This week’s episode of Squaresville is especially-enjoyable for me to watch because of a lot of the footage came from one of the days that I was working on the set. It wasn’t high-level skilled labor – when it comes to technical abilities, Matt has pulled together a really good crew and I am just about the last person on that set who should be handling the hard jobs under those circumstances – but you learn a lot about filmmaking even just by doing the unusual little menial jobs that come up.
Ep. 7 – Shelly at Large
In this case, during the “gym class” scenes, we actually took a golf cart that we had been using to shuttle equipment around and effectively made it into a camera dolly, with me driving either in front of or alongside the girls as they talked. Now, driving that over grass you were never going to get the smoothness of a real dolly on tracks, but when moving extra slow, for shots that only held briefly, you can get a nice shot that makes your movie look a little more polished and visually-sophisticated.
And in the final scene, where Esther’s brother pulls up to the curb to pick-up Shelly, that’s actually me and two other guys manually pushing the car into the frame. The reason you do this is because you’re trying to capture live dialogue from the actresses, so as to get as close to their natural, immediate performance as possible. And a real car engine in the background risks muddying up the recording of that for the sound mix – so, you push the car by hand, the extras all act like they’re talking without actually talking, and you get nice clean dialogue. Then you punch in the car engine later.
When you do it well (which Matt’s crew does), you’re not even aware stuff like this is going on, but every scene in a film, even super-expensive ones, often involves little low-tech tricks like this that help you assemble your project in the form people will find most digestible.
And besides that – it’s a funny and cute episode
My friends have officially launched their webseries, Squaresville, after a couple of years of patient development and fundraising. I am not as literate as some of my peers in the webseries world, but I have seen what half-assed (and full-assed) “webseries” look like, and whenever I look at this I am impressed by the amount of both production polish and confidence in tone/theme that has gone into creating this thing.

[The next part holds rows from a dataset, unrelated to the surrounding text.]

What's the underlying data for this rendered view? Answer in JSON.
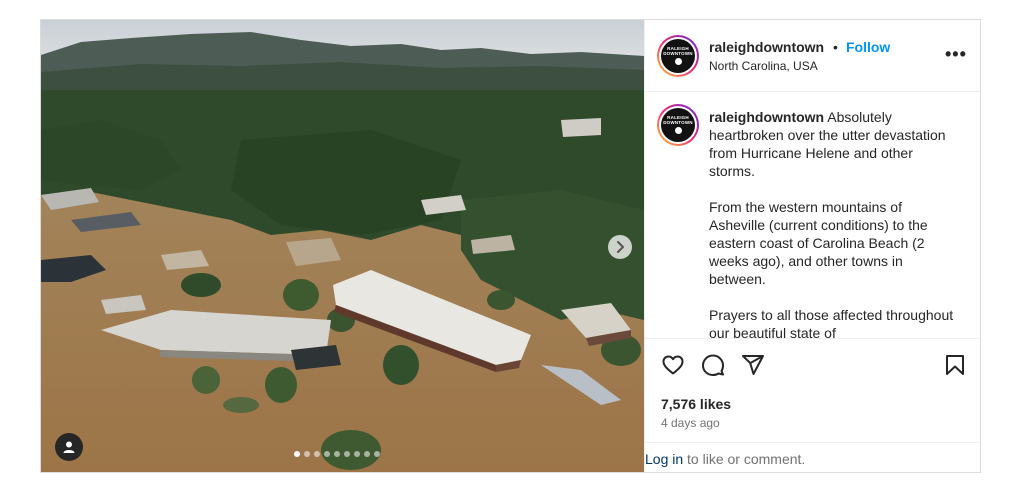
{
  "post": {
    "username": "raleighdowntown",
    "separator": "•",
    "follow_label": "Follow",
    "location": "North Carolina, USA",
    "more_label": "•••",
    "avatar_text_line1": "RALEIGH",
    "avatar_text_line2": "DOWNTOWN",
    "caption_username": "raleighdowntown",
    "caption_paragraph1": "Absolutely heartbroken over the utter devastation from Hurricane Helene and other storms.",
    "caption_paragraph2": "From the western mountains of Asheville (current conditions) to the eastern coast of Carolina Beach (2 weeks ago), and other towns in between.",
    "caption_paragraph3": "Prayers to all those affected throughout our beautiful state of",
    "likes": "7,576 likes",
    "time_ago": "4 days ago",
    "login_link": "Log in",
    "login_rest": " to like or comment."
  },
  "media": {
    "carousel_count": 9,
    "carousel_active_index": 0,
    "next_icon": "chevron-right-icon",
    "user_tag_icon": "person-icon"
  },
  "colors": {
    "follow": "#0095f6",
    "link": "#00376b",
    "muted": "#737373",
    "border": "#dbdbdb",
    "flood_water": "#a9814f"
  }
}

So many dear, close friends of mine have put their passion into this, and though they are always very gracious in thanking me for the contributions I made, it was honestly limited to a Kickstarter donation and a couple of days doing whatever needed doing on-set – in this case, driving a golf cart, pushing a car in neutral so dialogue recording wouldn’t be drowned out by an engine, holding reflector boards, setting up/breaking down/toting around tripods and C-Stands, and making sure everyone stayed hydrated on a hot outdoor day. Also, I helped brainstorm one joke – which did get a laugh at the premiere the other night. We filled up the back room at Meltdown Comics, and there were speeches and photos and drinking, everyone dressed up and looking fabulous. Then we were kicked out by an angry events coordinator to make room for a Brian K. Vaughn signing, and we moved down Sunset Boulevard to take over the back porch at El Compadre for flaming margaritas and lots of hugging.
They have shot the first half of their first “Season” and will be rolling out new content every Friday – 5-6 minute “episodes” along with 2-minute “minisodes” for bite-sized pleasure. All-in, they shot about half a feature film’s worth of content in just over a week, which called for incredible planning and resourcefulness considering the budget.
Watch, enjoy, spread the word! This is what we can do with a lot of elbow grease and no help at all from media companies:
Writer/Director: Matt Enlow
Starring: Mary Kate Wiles, Kylie Sparks, Austin Rogers, David Ryan Speer, Tiffany Ariany, Christine Weatherup, Shannon Lawrence, Tyler Sellers, Lisa Frantz, Brent Schindele, David Greenman